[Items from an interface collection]

▬▬▬▬▬▬▬▬▬▬

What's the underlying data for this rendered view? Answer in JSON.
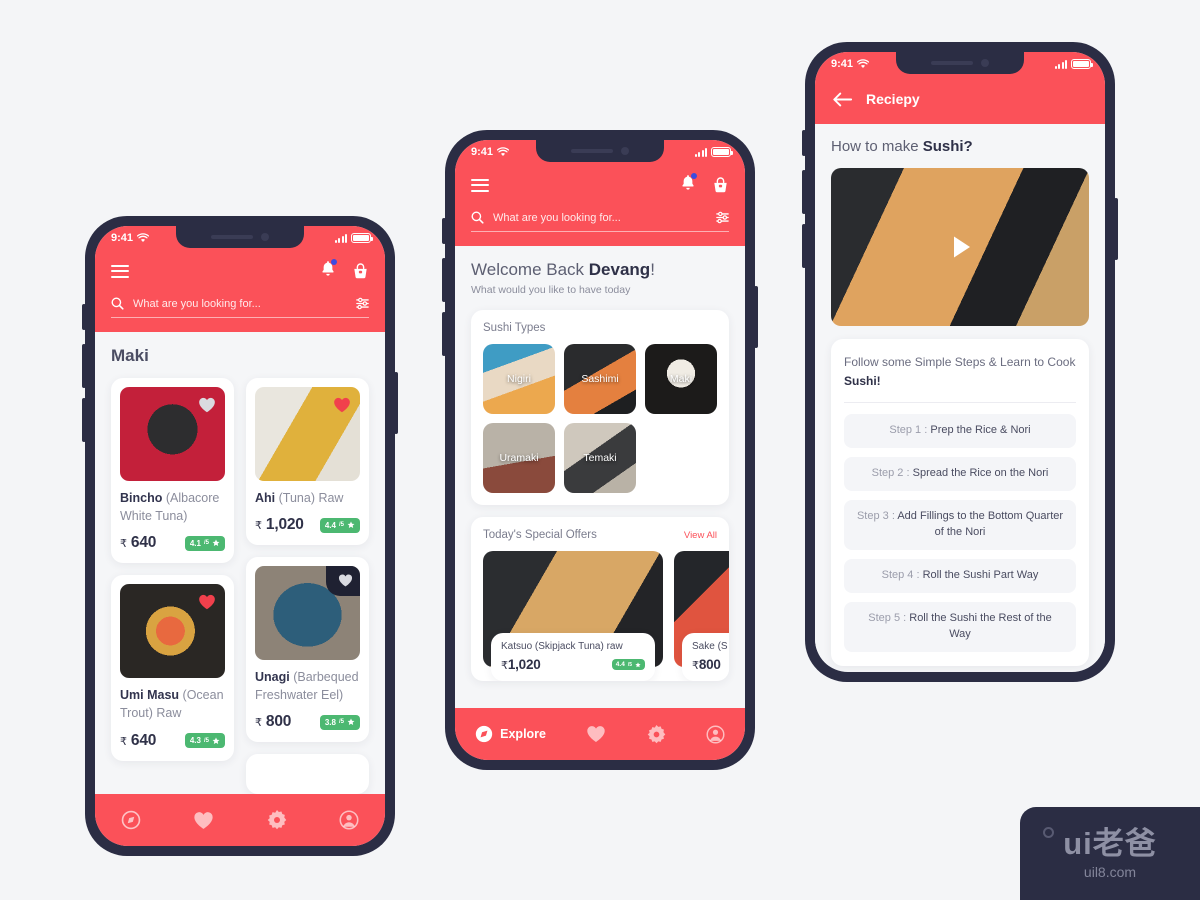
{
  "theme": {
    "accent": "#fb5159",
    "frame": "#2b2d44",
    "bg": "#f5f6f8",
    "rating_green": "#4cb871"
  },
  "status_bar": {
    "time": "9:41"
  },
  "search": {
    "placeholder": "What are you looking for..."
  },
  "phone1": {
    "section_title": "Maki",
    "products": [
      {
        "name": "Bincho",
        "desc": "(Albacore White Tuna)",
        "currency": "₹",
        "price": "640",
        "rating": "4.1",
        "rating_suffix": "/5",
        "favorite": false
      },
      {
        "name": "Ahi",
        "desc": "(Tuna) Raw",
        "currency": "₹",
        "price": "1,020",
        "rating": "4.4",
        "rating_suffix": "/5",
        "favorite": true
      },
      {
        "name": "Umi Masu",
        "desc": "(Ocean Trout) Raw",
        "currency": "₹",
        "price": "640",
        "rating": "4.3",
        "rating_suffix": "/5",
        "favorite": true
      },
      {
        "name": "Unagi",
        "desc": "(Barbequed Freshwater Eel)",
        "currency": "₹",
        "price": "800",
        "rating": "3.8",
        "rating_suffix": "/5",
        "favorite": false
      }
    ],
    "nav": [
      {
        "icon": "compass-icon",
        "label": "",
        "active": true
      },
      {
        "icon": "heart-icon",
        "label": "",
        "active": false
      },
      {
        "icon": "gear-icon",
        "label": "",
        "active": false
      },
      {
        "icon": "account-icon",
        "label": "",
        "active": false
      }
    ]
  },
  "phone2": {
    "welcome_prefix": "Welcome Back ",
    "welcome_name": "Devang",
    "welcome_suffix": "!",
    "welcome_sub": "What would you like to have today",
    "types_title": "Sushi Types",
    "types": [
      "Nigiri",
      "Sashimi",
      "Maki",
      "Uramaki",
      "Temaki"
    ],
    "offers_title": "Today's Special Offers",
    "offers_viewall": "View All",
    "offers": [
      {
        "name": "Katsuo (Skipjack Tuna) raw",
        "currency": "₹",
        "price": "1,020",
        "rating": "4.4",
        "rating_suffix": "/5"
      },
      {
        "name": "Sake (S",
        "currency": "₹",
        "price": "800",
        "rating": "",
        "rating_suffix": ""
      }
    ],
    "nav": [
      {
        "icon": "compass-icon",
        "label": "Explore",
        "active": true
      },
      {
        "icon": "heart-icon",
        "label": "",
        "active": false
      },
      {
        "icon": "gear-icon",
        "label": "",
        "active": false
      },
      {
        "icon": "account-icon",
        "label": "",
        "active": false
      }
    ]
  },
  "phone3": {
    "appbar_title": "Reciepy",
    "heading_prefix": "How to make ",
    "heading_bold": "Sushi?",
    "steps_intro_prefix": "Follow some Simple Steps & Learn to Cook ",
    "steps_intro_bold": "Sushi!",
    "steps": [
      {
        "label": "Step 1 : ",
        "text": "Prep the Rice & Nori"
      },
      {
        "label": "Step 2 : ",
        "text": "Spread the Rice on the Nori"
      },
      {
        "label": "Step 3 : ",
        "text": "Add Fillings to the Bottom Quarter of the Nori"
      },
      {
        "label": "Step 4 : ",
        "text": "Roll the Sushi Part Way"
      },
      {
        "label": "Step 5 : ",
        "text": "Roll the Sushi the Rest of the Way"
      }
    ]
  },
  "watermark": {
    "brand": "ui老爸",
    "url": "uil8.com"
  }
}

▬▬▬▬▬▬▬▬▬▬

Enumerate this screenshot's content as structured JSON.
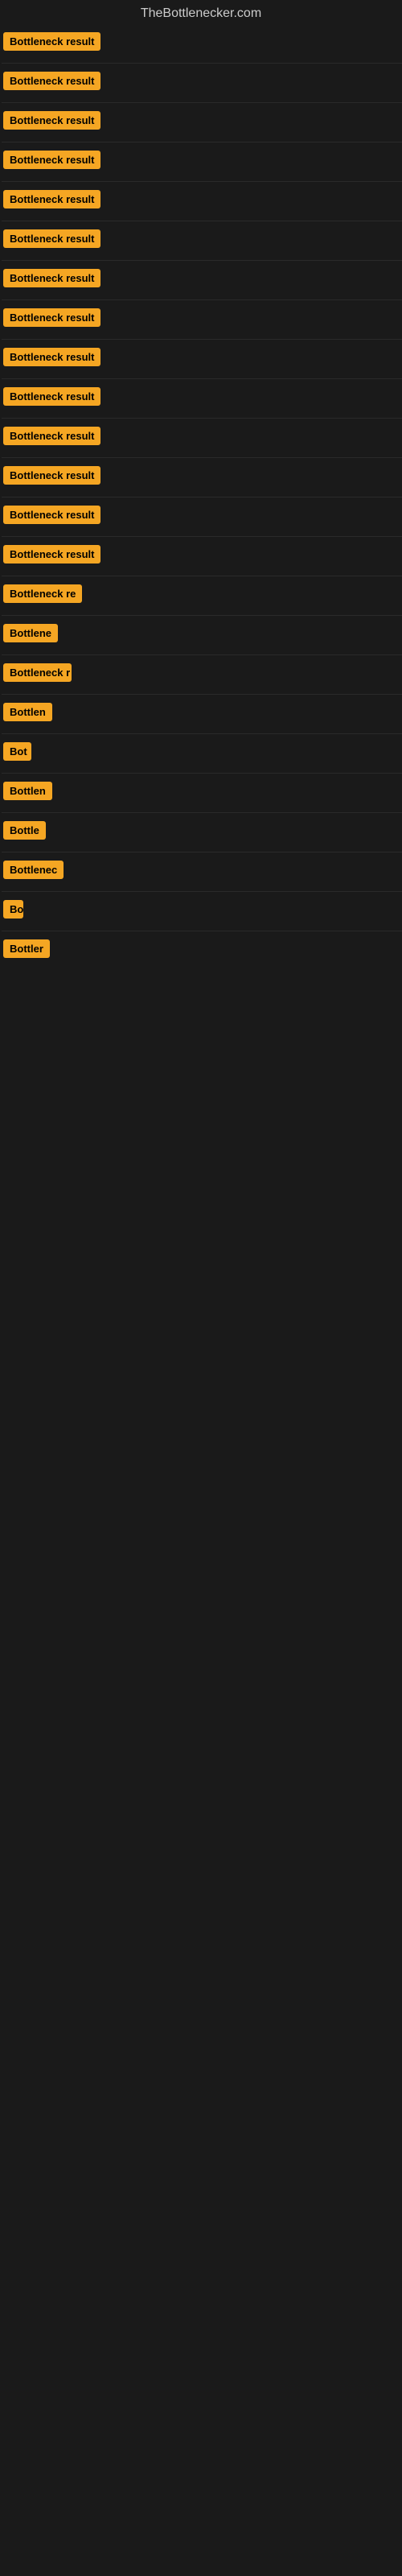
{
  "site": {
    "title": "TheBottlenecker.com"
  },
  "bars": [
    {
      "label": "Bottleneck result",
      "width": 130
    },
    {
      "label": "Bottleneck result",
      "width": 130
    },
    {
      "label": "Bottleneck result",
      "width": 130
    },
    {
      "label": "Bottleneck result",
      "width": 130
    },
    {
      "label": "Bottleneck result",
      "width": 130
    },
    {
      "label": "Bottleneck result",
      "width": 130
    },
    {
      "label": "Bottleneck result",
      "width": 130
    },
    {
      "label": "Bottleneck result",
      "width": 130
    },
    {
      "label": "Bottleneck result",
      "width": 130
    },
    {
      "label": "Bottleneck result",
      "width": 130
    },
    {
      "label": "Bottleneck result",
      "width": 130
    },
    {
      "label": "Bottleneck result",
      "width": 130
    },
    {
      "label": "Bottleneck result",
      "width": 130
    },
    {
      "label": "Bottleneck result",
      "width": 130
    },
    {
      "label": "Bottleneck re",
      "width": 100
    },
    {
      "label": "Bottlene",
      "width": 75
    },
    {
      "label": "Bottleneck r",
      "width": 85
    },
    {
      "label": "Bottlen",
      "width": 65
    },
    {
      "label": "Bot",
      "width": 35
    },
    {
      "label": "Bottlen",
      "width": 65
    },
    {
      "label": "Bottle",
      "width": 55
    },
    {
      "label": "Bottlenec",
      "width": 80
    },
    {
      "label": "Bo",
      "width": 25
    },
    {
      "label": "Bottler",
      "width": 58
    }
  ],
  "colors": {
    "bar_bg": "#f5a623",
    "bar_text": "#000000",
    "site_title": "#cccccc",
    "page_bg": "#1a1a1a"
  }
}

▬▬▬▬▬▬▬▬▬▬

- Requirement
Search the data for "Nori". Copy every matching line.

- Your response
        "text": "Prep the Rice & Nori"
        "text": "Spread the Rice on the Nori"
        "text": "Add Fillings to the Bottom Quarter of the Nori"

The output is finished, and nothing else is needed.